World markets take a dive after the UK votes to leave the European Union, and investors are scrambling to find alternative ways to invest their money amidst the chaos.
On June 24 2016, the day following the United Kingdom European Union membership referendum, investors lost more than the equivalent of 2 trillion United States dollars. This is the largest single-day lost in recorded world market history, according to S&P Global.
June 25 and 26 was a Saturday and Sunday, but any hopes of the weekend having a stabilizing impact were scattered when additional selling on Monday extended the losses to a combined 3 trillion dollar equivalent.
Many investors quickly flocked to traditional safe havens such as governmental bonds and gold, but there are also those who are trying to make a profit from the turbulence, e.g. by short-selling stocks. IG index and other UK brokers have seen an increased interest in binary options, especially among small to mid-scale investors relishing the chance to turn humble investments into major gains by using binary options to essentially bet against the market.
The Pound Sterling
On the morning of 24 June, the GBP dropped like a stone and reached its lowest level against the USD since 1985. Within a two-hour period, the GBP fell from 1.50 USD to 1.37 USD, which is the largest two-hour move for the sterling ever against the USD. The GBP also lost 7% against the Euro.
While stock markets recouped pretty quickly after the shock of the referendum, the sterling remained low and by 8 July is had become the worst performing currency of the year against over 30 other major currencies. It did for instance perform worse than the much maligned Argentine peso.
The London Stock Exchange
When the London Stock Exchange (LSE) opened on 24 June, the FTSE 100 dropped from 6338.10 to 5806.13 in the first ten minutes of trading. After a further 1,5 hours it had gone up to 6091.27 and by the end of the day it was at 6162.97. When the LSE opened again on Monday 27 June, the FTSE dropped again, losing more than 2 percent by mid-afternoon.

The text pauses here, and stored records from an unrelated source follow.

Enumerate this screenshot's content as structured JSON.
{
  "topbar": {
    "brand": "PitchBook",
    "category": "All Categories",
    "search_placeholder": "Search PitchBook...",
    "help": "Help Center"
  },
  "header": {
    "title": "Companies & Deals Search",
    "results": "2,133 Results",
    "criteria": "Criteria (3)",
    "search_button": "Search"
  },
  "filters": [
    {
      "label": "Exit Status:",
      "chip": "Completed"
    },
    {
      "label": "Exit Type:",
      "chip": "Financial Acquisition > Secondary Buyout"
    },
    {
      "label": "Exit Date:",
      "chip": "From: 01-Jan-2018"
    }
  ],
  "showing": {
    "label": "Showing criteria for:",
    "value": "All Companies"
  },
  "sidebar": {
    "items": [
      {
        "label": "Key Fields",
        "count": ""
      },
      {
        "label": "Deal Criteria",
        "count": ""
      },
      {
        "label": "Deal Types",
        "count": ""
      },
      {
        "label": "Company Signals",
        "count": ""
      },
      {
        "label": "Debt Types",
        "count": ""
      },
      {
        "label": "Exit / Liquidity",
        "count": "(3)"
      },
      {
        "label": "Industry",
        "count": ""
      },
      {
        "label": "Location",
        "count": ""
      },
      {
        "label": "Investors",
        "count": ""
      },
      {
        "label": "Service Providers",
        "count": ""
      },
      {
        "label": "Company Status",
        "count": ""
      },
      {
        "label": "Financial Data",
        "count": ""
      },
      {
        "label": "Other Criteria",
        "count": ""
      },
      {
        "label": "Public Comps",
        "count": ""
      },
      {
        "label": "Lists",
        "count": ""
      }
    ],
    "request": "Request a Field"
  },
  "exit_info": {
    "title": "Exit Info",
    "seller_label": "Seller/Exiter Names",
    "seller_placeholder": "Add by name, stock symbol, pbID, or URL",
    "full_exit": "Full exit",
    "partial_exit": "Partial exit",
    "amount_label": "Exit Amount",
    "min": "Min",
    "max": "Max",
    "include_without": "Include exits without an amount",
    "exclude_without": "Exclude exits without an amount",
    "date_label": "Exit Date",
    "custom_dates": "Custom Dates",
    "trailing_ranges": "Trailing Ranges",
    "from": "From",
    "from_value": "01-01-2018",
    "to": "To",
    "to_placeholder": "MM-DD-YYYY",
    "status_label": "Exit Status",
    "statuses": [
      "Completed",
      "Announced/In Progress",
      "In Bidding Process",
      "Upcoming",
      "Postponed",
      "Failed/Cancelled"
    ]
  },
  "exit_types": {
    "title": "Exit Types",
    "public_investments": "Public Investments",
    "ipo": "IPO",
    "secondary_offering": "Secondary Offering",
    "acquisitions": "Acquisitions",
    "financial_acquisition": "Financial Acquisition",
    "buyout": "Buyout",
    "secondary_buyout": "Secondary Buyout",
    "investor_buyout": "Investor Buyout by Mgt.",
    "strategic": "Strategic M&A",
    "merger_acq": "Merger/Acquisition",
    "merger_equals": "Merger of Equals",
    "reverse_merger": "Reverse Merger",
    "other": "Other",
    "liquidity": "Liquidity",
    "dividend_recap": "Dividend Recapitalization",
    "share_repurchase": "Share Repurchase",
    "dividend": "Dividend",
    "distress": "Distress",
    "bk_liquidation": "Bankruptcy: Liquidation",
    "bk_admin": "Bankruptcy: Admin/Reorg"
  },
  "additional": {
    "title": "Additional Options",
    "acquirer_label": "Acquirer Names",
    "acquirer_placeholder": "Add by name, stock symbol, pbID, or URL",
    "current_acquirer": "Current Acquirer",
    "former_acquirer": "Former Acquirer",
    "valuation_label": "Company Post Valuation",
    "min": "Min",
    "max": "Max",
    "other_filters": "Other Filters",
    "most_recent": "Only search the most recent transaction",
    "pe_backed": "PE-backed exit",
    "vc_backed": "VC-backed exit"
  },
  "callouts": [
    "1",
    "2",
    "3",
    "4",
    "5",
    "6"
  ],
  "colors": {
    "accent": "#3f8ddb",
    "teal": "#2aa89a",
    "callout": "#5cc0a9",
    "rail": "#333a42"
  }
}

The decline of the FTSE 100 didn’t signal the start of any longer-term trend. By 1 July, the FTSE 100 was up above pre-referendum levels and investors could celebrate as it reached its highest point in ten months. On 11 July, the FTSE 100 had gone up by more than 20% since its February low.
The FTSE 250, which is more focused on the UK than the FTSE 100, declined by approximately 14% between the day before the referendum results were published and near close of trading on Monday 27 June. Just as for the FTSE 100, it was a short-lived drop. The FTSE 250 quickly reached its pre-referendum level again – and then went above it.
Outside the UK
- The Dow Jones Industrial Average fell by nearly 450 points in less than 30 minutes after opening on Friday 24 June. This roughly equalled a 2.5 percent drop.
- After the referendum, the South African Rand (ZAR) fell by over 8 percent against the USD in a single day.
- Globally, we could see investors leaving currencies seen as risky and flocking to purchase USD instead. Countries with economies highly impacted by the UK economy took the largest hits, with Nigeria and Kenya being two notable examples.